  • $\begingroup$ Write out the expectation explicitly, then think about using integration by parts to evaluate it. $\endgroup$ Dec 2 '16 at 15:33
  • $\begingroup$ Well, this is the problem. I know that E(x) = Integral(x*f(x))dx. In my case x = ZΦ(Z),, what about f(ZΦ(Z)0 ? $\endgroup$
    – May
    Dec 2 '16 at 15:38
  • $\begingroup$ In your equation, $f$ is the density of $x$. As you point out, it's not obvious what the density of $Z\Phi (Z)$ is, so I'd suggest using the alternative equation $E(g(Z))=\int g(z) f(z) dz$ where $g(z)=z\Phi (z)$ $\endgroup$ Dec 2 '16 at 15:48
  • $\begingroup$ ... and $f$ is the density of $Z$. $\endgroup$ Dec 2 '16 at 15:50

This is S. Catterall's hint: \begin{align*} E\{ZΦ(Z)\} &= \int_{\mathbb{R}} z \Phi(z) \phi(z) dz. \end{align*} And an extra hint: let $u=\Phi(z)$ and $v' = z\phi(z)$.

One more hint: $v = \int_{-\infty}^z \phi(s)sds = - \frac{1}{\sqrt{2\pi}}e^{-\frac{z^2}{2}}$.

  • 1
    $\begingroup$ $z$ should go into $v'$ rather than $u$ $\endgroup$ Dec 2 '16 at 16:27
  • $\begingroup$ and v = ∫zϕ(z)dz . It is expected value of z? which is zero $\endgroup$
    – May
    Dec 2 '16 at 16:35
  • $\begingroup$ The expected value of $Z$ is the integral of $v'$ over the whole real line (a so-called definite integral). What you're looking for is the 'indefinite integral' $\int_{-\infty}^z v'(t) dt$. In other words you need to find a function that differentiates to give $v'$. $\endgroup$ Dec 2 '16 at 17:14
  • $\begingroup$ My v = -ϕ(z). Is it correct? $\endgroup$
    – May
    Dec 2 '16 at 17:42
  • $\begingroup$ When you take the derivative of that is it equal to $\phi(z)z$? Try using the $v(z)$ @S.Catterall gave you $\endgroup$
    – Taylor
    Dec 2 '16 at 17:44

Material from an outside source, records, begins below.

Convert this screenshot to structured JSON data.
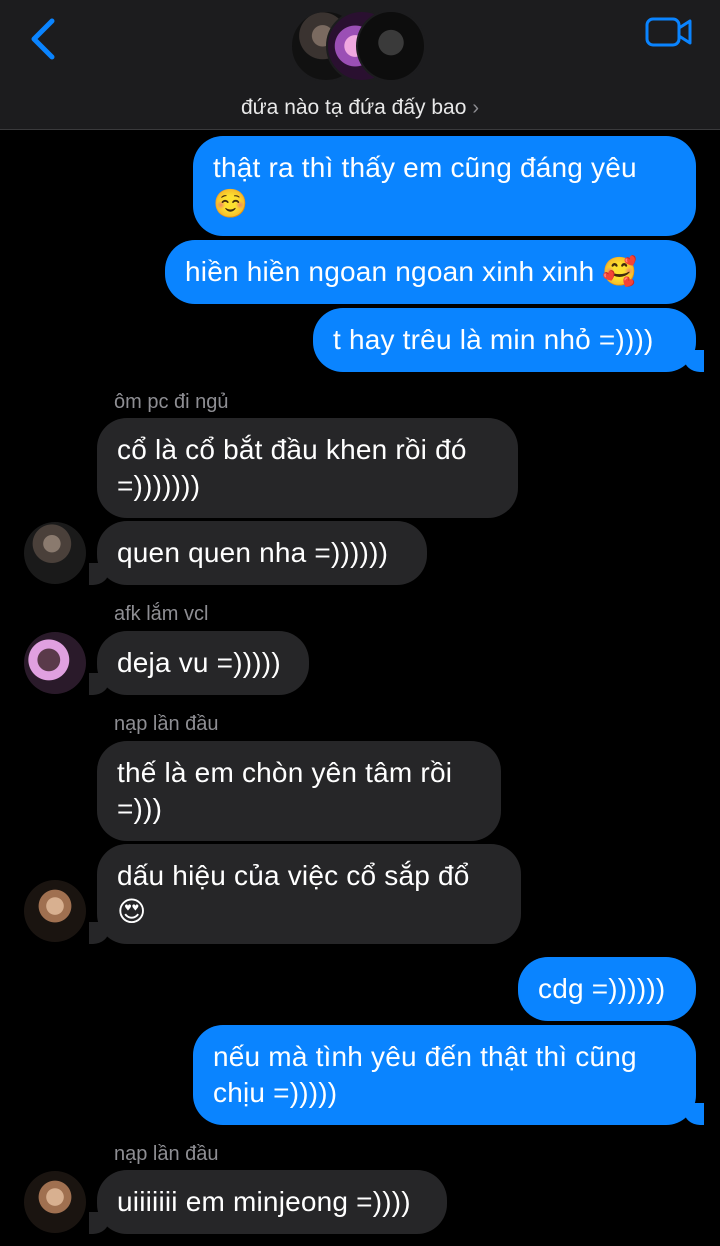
{
  "header": {
    "title": "đứa nào tạ đứa đấy bao",
    "title_chevron": "›",
    "back_icon": "chevron-left-icon",
    "video_icon": "video-camera-icon",
    "accent_color": "#0a84ff"
  },
  "messages": [
    {
      "dir": "out",
      "text": "thật ra thì thấy em cũng đáng yêu",
      "emoji": "☺️"
    },
    {
      "dir": "out",
      "text": "hiền hiền ngoan ngoan xinh xinh",
      "emoji": "🥰"
    },
    {
      "dir": "out",
      "text": "t hay trêu là min nhỏ =))))"
    },
    {
      "dir": "in",
      "sender": "ôm pc đi ngủ",
      "text": "cổ là cổ bắt đầu khen rồi đó =)))))))"
    },
    {
      "dir": "in",
      "text": "quen quen nha =))))))"
    },
    {
      "dir": "in",
      "sender": "afk lắm vcl",
      "text": "deja vu =)))))"
    },
    {
      "dir": "in",
      "sender": "nạp lần đầu",
      "text": "thế là em chòn yên tâm rồi =)))"
    },
    {
      "dir": "in",
      "text": "dấu hiệu của việc cổ sắp đổ",
      "emoji": "😍"
    },
    {
      "dir": "out",
      "text": "cdg =))))))"
    },
    {
      "dir": "out",
      "text": "nếu mà tình yêu đến thật thì cũng chịu =)))))"
    },
    {
      "dir": "in",
      "sender": "nạp lần đầu",
      "text": "uiiiiiii em minjeong =))))"
    }
  ]
}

I'm going to offer an alternative that uses a special property of the Gaussian distribution - but it really comes from applying integration by parts, let $f$ be a function (I won't say much about what this function class is) then it is the case that if $Z$ is a standard Gaussian random variable we have $$ \begin{align} \mathbb{E} \left[ Z f(Z) \right] = \mathbb{E} \left[ f^{\prime}(Z)\right], \end{align} $$ so applying that to this problem we get $$ \begin{align} \mathbb{E}\left[ Z \Phi(Z) \right] &= \mathbb{E}\left[ \phi(Z) \right] \\ &= \frac{1}{2\pi} \int e^{-z^2}dz \\ &= \frac{\sqrt{\pi}}{2\pi} = \frac{1}{2\sqrt{\pi}}. \end{align} $$ The identity used above is the starting point of what is called Stein's method in probability and statistics.

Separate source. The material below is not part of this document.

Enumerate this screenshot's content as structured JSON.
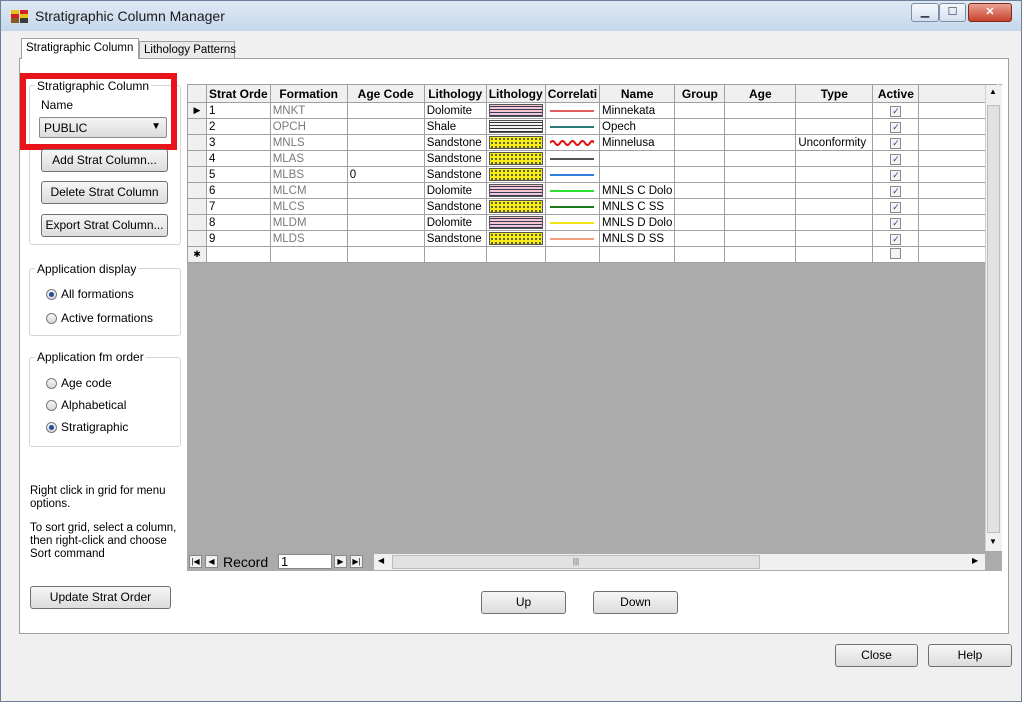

  • $\begingroup$ Thank you for showing your method. Does Stein's method use to solve E[Z^2Φ(Z)] ? $\endgroup$
    – May
    Dec 2 '16 at 22:59
  • $\begingroup$ You are very welcome, Stein's method is really a way of showing that if $\mathbb{E} f^{\prime}(Z) - Z f(Z) = 0$ then the distribution is a standard normal. Therefore it is not going to be immediately applicable in this case. As I mentioned there really is integration by parts going on to derive this result and so you would do well to tackle it directly using the method suggested in other answers - this is just a fun result that I thought I would share! $\endgroup$
    – Nadiels
    Dec 2 '16 at 23:03
  • $\begingroup$ A bit more reflection and of course it still applies in this case! Using the same result we just say $\mathbb{E} \left[ x^2 \Phi(x) \right] = \mathbb{E}\left[ x (x \Phi(x) )^{\prime} \right] = \mathbb{E} \left[ \Phi(x) \right] + \mathbb{E}\left[ x \phi(x) \right] = \mathbb{E}\left[ \Phi(x) \right] = 1/2$. $\endgroup$
    – Nadiels
    Dec 4 '16 at 12:47
  • $\begingroup$ Little mistake that should read $\mathbb{E} \left[ x(x\Phi(x)) \right] = \mathbb{E}\left[ (x\Phi(x))^{\prime} \right]$, and that will work with any monomial in the same way $\endgroup$
    – Nadiels
    Dec 4 '16 at 12:49

Your Answer

By clicking “Post Your Answer”, you agree to our terms of service, privacy policy and cookie policy

Not the answer you're looking for? Browse other questions tagged or ask your own question.